Considering the patient's and the family's goals is always crucial in medicine, but is especially so near the end of life. Goals are not defined so much by cure rates as by what is important to a patient and the family. Good palliative care recognizes that hope might exist, but also tries to establish achievable goals and hopes for patients. Documentation is necessary to establish the patient's wishes and to ensure those wishes are carried out.


Living Wills and Durable Health Care Powers of Attorney can provide physicians with guidance and an identified decision-maker when a patient cannot fully participate in health care choices.

In a Living Will, a person indicates his preferences for medical care in the event of a serious accident or illness. This document describes the measures a person wants or does not want as a means of prolonging life. There are limitations to a Living Will because it does not permit a health care provider to stop a feeding tube or artificial means of prolonging life.

A Durable Health Care Power of Attorney designates an agent who can make such decisions for a patient should he become unable or incapacitated. The Arizona Attorney General web site has a thorough explanation of who cannot be an agent, but it must be someone other than a relative by blood, adoption or marriage who would not benefit from the patient's death. The agent needs the ability to make an independent decision, so he or she cannot be a health care giver. A patient can name an alternate agent in case the first choice is unable, unwilling or unavailable to act.

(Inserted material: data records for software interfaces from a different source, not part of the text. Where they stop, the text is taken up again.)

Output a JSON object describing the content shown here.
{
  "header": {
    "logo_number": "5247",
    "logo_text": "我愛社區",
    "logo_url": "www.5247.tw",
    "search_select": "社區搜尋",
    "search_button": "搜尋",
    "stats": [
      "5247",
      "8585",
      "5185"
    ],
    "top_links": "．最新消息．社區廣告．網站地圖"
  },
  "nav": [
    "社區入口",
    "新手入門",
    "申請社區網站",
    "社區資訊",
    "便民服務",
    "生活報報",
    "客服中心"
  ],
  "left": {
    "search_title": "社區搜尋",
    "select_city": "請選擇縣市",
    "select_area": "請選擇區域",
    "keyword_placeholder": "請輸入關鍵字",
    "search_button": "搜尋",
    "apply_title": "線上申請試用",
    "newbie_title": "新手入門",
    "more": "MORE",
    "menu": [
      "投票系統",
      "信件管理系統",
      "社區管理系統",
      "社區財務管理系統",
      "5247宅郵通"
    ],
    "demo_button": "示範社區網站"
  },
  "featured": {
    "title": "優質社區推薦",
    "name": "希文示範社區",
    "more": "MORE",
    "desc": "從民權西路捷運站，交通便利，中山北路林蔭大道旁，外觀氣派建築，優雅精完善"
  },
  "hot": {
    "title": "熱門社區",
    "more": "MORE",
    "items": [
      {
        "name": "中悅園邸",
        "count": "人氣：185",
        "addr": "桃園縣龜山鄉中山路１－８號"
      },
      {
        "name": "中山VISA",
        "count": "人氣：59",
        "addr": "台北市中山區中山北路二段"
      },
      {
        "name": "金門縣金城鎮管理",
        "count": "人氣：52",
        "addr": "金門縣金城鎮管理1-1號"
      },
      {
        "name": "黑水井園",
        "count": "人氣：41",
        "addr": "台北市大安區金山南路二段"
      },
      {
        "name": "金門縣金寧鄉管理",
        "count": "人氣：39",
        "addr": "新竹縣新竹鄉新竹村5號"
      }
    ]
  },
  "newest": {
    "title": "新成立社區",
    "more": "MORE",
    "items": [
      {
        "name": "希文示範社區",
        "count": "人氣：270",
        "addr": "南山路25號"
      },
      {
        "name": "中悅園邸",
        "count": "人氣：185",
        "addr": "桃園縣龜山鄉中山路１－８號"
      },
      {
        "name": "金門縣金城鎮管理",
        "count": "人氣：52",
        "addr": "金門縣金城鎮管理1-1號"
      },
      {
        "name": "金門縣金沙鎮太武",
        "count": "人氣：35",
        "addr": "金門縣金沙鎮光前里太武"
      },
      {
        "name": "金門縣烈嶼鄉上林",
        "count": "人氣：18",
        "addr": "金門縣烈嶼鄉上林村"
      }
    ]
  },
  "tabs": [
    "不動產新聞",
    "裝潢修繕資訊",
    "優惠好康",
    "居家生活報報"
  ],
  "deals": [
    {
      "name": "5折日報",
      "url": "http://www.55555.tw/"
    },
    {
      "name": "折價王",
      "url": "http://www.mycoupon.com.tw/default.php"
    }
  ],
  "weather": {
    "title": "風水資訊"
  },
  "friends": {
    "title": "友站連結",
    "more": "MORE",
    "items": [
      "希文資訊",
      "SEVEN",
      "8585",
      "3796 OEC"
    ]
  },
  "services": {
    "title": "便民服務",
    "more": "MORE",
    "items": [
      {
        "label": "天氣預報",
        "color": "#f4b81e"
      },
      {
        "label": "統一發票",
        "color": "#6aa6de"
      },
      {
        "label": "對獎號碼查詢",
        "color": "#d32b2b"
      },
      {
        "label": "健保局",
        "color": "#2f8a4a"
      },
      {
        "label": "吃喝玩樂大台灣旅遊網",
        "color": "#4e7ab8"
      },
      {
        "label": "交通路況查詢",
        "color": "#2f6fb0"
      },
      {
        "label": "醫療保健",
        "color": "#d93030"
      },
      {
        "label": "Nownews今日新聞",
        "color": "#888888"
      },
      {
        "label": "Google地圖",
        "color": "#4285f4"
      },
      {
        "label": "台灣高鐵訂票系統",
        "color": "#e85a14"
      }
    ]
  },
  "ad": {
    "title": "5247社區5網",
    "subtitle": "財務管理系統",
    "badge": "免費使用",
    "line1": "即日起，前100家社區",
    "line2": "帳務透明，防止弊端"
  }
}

Anyone 18 or older can and should draw up a Living Will and complete the form for a Durable Health Care Power of Attorney. Physicians can play an important role in initiating and guiding the advance care planning process by making it a routine part of care for all patients. The state Attorney General's web site has downloadable forms for a Living Will and a Durable Health Care Power of Attorney that physicians can print for their patients. This process ultimately can benefit patients because it can provide them with a sense of control and peace of mind with regard to their future health care.

Also, physicians should not overlook developing their own advance care directives if they plan to advise patients to prepare them.

Notice: The Arizona Medical Board is providing this information only for patient convenience and should not be interpreted as legal advice nor relied upon to properly execute the referenced documents. Readers are encouraged to obtain legal advice to answer any questions.